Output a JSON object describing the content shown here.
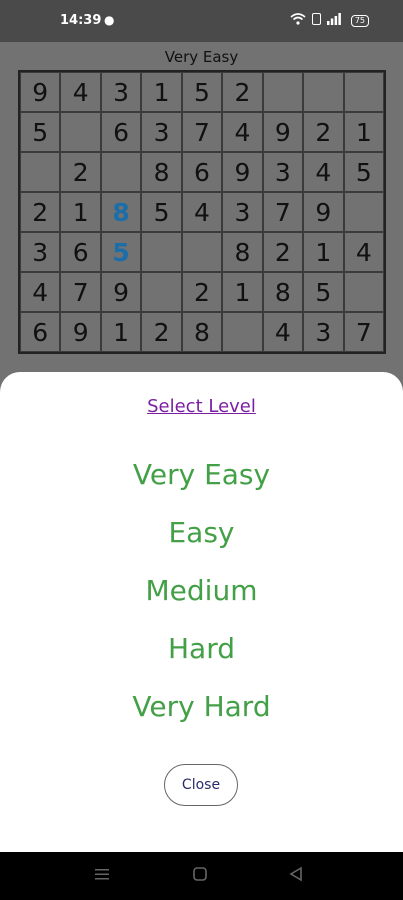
{
  "status_bar": {
    "time": "14:39",
    "battery": "75",
    "icons": [
      "notification-icon",
      "wifi-icon",
      "sim-icon",
      "signal-icon",
      "battery-icon"
    ]
  },
  "game": {
    "level_title": "Very Easy",
    "grid": [
      [
        "9",
        "4",
        "3",
        "1",
        "5",
        "2",
        "",
        "",
        ""
      ],
      [
        "5",
        "",
        "6",
        "3",
        "7",
        "4",
        "9",
        "2",
        "1"
      ],
      [
        "",
        "2",
        "",
        "8",
        "6",
        "9",
        "3",
        "4",
        "5"
      ],
      [
        "2",
        "1",
        "8",
        "5",
        "4",
        "3",
        "7",
        "9",
        ""
      ],
      [
        "3",
        "6",
        "5",
        "",
        "",
        "8",
        "2",
        "1",
        "4"
      ],
      [
        "4",
        "7",
        "9",
        "",
        "2",
        "1",
        "8",
        "5",
        ""
      ],
      [
        "6",
        "9",
        "1",
        "2",
        "8",
        "",
        "4",
        "3",
        "7"
      ]
    ],
    "user_cells": [
      [
        3,
        2
      ],
      [
        4,
        2
      ]
    ],
    "user_color": "#1b6ea8"
  },
  "dialog": {
    "title": "Select Level",
    "levels": [
      "Very Easy",
      "Easy",
      "Medium",
      "Hard",
      "Very Hard"
    ],
    "close_label": "Close",
    "level_color": "#43a047",
    "title_color": "#7b1fa2"
  },
  "nav_bar": {
    "icons": [
      "recents-icon",
      "home-icon",
      "back-icon"
    ]
  }
}
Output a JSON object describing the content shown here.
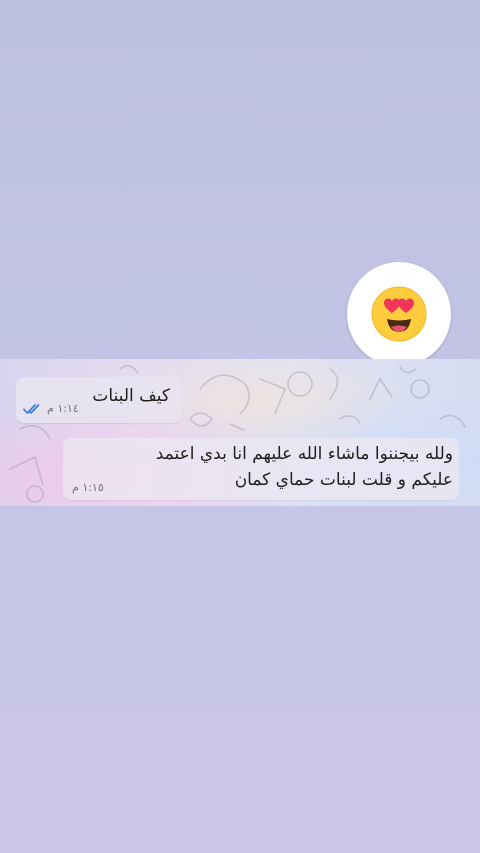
{
  "reaction": {
    "emoji": "😍",
    "icon": "heart-eyes-emoji-icon"
  },
  "messages": [
    {
      "direction": "outgoing",
      "text": "كيف البنات",
      "time": "١:١٤ م",
      "status_icon": "double-check-read-icon",
      "status_color": "#3b82d4"
    },
    {
      "direction": "incoming",
      "text": "ولله بيجننوا ماشاء الله عليهم انا بدي اعتمد عليكم و قلت لبنات حماي كمان",
      "time": "١:١٥ م"
    }
  ],
  "colors": {
    "background": "#c4c5e6",
    "bubble": "#ebe7f1",
    "read_check": "#3b82d4"
  }
}
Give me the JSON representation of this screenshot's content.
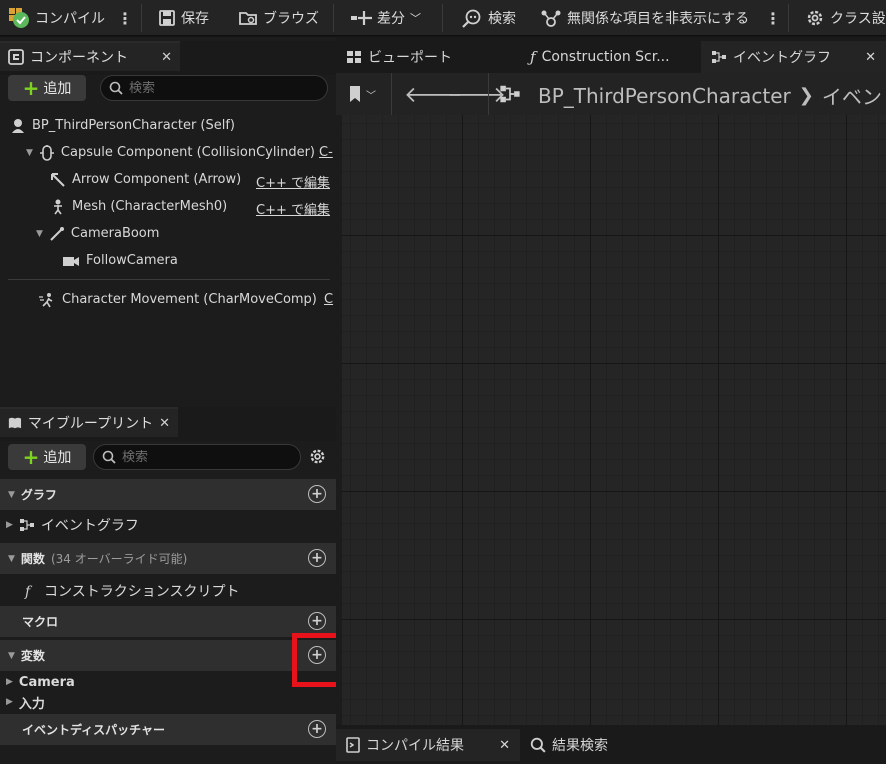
{
  "toolbar": {
    "compile": "コンパイル",
    "save": "保存",
    "browse": "ブラウズ",
    "diff": "差分",
    "find": "検索",
    "hide_unrelated": "無関係な項目を非表示にする",
    "class_settings": "クラス設"
  },
  "components_panel": {
    "tab_label": "コンポーネント",
    "add_label": "追加",
    "search_placeholder": "検索",
    "self_label": "BP_ThirdPersonCharacter (Self)",
    "items": [
      {
        "label": "Capsule Component (CollisionCylinder)",
        "edit": "C-"
      },
      {
        "label": "Arrow Component (Arrow)",
        "edit": "C++ で編集"
      },
      {
        "label": "Mesh (CharacterMesh0)",
        "edit": "C++ で編集"
      },
      {
        "label": "CameraBoom",
        "edit": ""
      },
      {
        "label": "FollowCamera",
        "edit": ""
      },
      {
        "label": "Character Movement (CharMoveComp)",
        "edit": "C"
      }
    ]
  },
  "my_blueprint": {
    "tab_label": "マイブループリント",
    "add_label": "追加",
    "search_placeholder": "検索",
    "categories": {
      "graphs": "グラフ",
      "functions": "関数",
      "functions_sub": "(34 オーバーライド可能)",
      "macros": "マクロ",
      "variables": "変数",
      "dispatchers": "イベントディスパッチャー"
    },
    "event_graph_item": "イベントグラフ",
    "construction_script_item": "コンストラクションスクリプト",
    "variable_groups": [
      "Camera",
      "入力"
    ]
  },
  "graph_tabs": {
    "viewport": "ビューポート",
    "construction": "Construction Scr...",
    "event_graph": "イベントグラフ"
  },
  "graph_toolbar": {
    "breadcrumb_root": "BP_ThirdPersonCharacter",
    "breadcrumb_current": "イベント"
  },
  "bottom_tabs": {
    "compile_results": "コンパイル結果",
    "find_results": "結果検索"
  },
  "colors": {
    "add_plus": "#7ed321",
    "highlight_box": "#e8121a",
    "compile_ok": "#5cb85c"
  }
}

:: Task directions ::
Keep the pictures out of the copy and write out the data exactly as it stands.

:: Task solution ::
Output a JSON object describing the content shown here.
{
  "status_bar": {
    "time": "14:39",
    "battery": "75",
    "icons": [
      "notification-icon",
      "wifi-icon",
      "sim-icon",
      "signal-icon",
      "battery-icon"
    ]
  },
  "game": {
    "level_title": "Very Easy",
    "grid": [
      [
        "9",
        "4",
        "3",
        "1",
        "5",
        "2",
        "",
        "",
        ""
      ],
      [
        "5",
        "",
        "6",
        "3",
        "7",
        "4",
        "9",
        "2",
        "1"
      ],
      [
        "",
        "2",
        "",
        "8",
        "6",
        "9",
        "3",
        "4",
        "5"
      ],
      [
        "2",
        "1",
        "8",
        "5",
        "4",
        "3",
        "7",
        "9",
        ""
      ],
      [
        "3",
        "6",
        "5",
        "",
        "",
        "8",
        "2",
        "1",
        "4"
      ],
      [
        "4",
        "7",
        "9",
        "",
        "2",
        "1",
        "8",
        "5",
        ""
      ],
      [
        "6",
        "9",
        "1",
        "2",
        "8",
        "",
        "4",
        "3",
        "7"
      ]
    ],
    "user_cells": [
      [
        3,
        2
      ],
      [
        4,
        2
      ]
    ],
    "user_color": "#1b6ea8"
  },
  "dialog": {
    "title": "Select Level",
    "levels": [
      "Very Easy",
      "Easy",
      "Medium",
      "Hard",
      "Very Hard"
    ],
    "close_label": "Close",
    "level_color": "#43a047",
    "title_color": "#7b1fa2"
  },
  "nav_bar": {
    "icons": [
      "recents-icon",
      "home-icon",
      "back-icon"
    ]
  }
}
Output a JSON object describing the content shown here.
{
  "reaction": {
    "emoji": "😍",
    "icon": "heart-eyes-emoji-icon"
  },
  "messages": [
    {
      "direction": "outgoing",
      "text": "كيف البنات",
      "time": "١:١٤ م",
      "status_icon": "double-check-read-icon",
      "status_color": "#3b82d4"
    },
    {
      "direction": "incoming",
      "text": "ولله بيجننوا ماشاء الله عليهم انا بدي اعتمد عليكم و قلت لبنات حماي كمان",
      "time": "١:١٥ م"
    }
  ],
  "colors": {
    "background": "#c4c5e6",
    "bubble": "#ebe7f1",
    "read_check": "#3b82d4"
  }
}
Give me the JSON representation of this screenshot's content.
{
  "toolbar": {
    "compile": "コンパイル",
    "save": "保存",
    "browse": "ブラウズ",
    "diff": "差分",
    "find": "検索",
    "hide_unrelated": "無関係な項目を非表示にする",
    "class_settings": "クラス設"
  },
  "components_panel": {
    "tab_label": "コンポーネント",
    "add_label": "追加",
    "search_placeholder": "検索",
    "self_label": "BP_ThirdPersonCharacter (Self)",
    "items": [
      {
        "label": "Capsule Component (CollisionCylinder)",
        "edit": "C-"
      },
      {
        "label": "Arrow Component (Arrow)",
        "edit": "C++ で編集"
      },
      {
        "label": "Mesh (CharacterMesh0)",
        "edit": "C++ で編集"
      },
      {
        "label": "CameraBoom",
        "edit": ""
      },
      {
        "label": "FollowCamera",
        "edit": ""
      },
      {
        "label": "Character Movement (CharMoveComp)",
        "edit": "C"
      }
    ]
  },
  "my_blueprint": {
    "tab_label": "マイブループリント",
    "add_label": "追加",
    "search_placeholder": "検索",
    "categories": {
      "graphs": "グラフ",
      "functions": "関数",
      "functions_sub": "(34 オーバーライド可能)",
      "macros": "マクロ",
      "variables": "変数",
      "dispatchers": "イベントディスパッチャー"
    },
    "event_graph_item": "イベントグラフ",
    "construction_script_item": "コンストラクションスクリプト",
    "variable_groups": [
      "Camera",
      "入力"
    ]
  },
  "graph_tabs": {
    "viewport": "ビューポート",
    "construction": "Construction Scr...",
    "event_graph": "イベントグラフ"
  },
  "graph_toolbar": {
    "breadcrumb_root": "BP_ThirdPersonCharacter",
    "breadcrumb_current": "イベント"
  },
  "bottom_tabs": {
    "compile_results": "コンパイル結果",
    "find_results": "結果検索"
  },
  "colors": {
    "add_plus": "#7ed321",
    "highlight_box": "#e8121a",
    "compile_ok": "#5cb85c"
  }
}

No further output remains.